Only rarely it is nowadays still possible to be in the presence of eyewitnesses telling about the Nazi period. Instead, those media formats are piling up in which interviews are presented or retrievable. Usually, the interview is presented as a holistic product whereby the genesis of such a production remains obscured.
In documentary film sequences, it is almost impossible to discern the “making” of the narratives. But there are disruptions in the storytelling which unwittingly demonstrate that an interview is “being made.” These disruptions allow a view into the staging. Oftentimes, they reveal more about the interlocutors than what is actually said.
Compilation of interviews from the collection of the Flossenbürg Concentration Camp Memorial and the University Archives of the University of Southern California; Medienwerkstatt Franken / Shoah Foundation Institute for Visual History and Education. Running time: 4:32 min
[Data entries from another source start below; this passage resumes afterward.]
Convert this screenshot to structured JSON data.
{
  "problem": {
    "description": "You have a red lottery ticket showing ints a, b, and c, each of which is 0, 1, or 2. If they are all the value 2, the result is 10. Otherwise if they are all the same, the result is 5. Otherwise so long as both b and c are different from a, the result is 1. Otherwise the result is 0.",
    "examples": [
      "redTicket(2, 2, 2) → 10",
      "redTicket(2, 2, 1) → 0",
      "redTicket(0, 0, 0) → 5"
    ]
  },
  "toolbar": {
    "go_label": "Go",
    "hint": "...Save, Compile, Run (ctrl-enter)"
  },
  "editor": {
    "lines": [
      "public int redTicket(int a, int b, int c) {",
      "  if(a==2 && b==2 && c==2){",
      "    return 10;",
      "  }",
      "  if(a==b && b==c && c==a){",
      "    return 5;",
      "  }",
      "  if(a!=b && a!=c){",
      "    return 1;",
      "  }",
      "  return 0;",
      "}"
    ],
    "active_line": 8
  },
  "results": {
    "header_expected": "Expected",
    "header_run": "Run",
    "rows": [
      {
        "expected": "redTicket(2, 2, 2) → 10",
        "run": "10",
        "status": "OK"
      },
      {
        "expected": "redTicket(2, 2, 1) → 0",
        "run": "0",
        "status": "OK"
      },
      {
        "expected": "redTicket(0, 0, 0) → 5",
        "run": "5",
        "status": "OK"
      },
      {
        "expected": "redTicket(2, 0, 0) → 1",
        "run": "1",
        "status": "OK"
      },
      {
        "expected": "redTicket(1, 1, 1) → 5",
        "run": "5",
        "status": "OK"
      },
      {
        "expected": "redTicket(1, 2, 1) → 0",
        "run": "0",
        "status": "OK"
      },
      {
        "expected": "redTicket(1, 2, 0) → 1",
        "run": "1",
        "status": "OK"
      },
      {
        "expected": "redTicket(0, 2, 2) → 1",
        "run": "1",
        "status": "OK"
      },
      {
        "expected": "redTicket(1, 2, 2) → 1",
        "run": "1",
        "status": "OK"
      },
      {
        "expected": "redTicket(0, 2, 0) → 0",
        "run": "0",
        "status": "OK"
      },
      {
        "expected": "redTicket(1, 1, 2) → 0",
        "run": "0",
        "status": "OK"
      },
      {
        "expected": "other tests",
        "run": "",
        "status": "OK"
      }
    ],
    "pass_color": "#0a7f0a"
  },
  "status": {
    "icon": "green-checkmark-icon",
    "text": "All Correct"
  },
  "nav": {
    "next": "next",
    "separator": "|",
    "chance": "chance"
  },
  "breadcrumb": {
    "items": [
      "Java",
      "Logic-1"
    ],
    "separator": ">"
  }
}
The conversation that develops between the narrator and the trained interviewer is subject to its own rules of dramaturgy and communication. Narrators but also interviewers have each their own notions: memories are consciously concealed or emphasized, questions remain unanswered, answers are declined. The contemporary witness interview occurs within a reciprocal spectrum of expectations of “objective information” and “subjective experiences” and resembles a stage production: light, makeup, image and sound, technical equipment.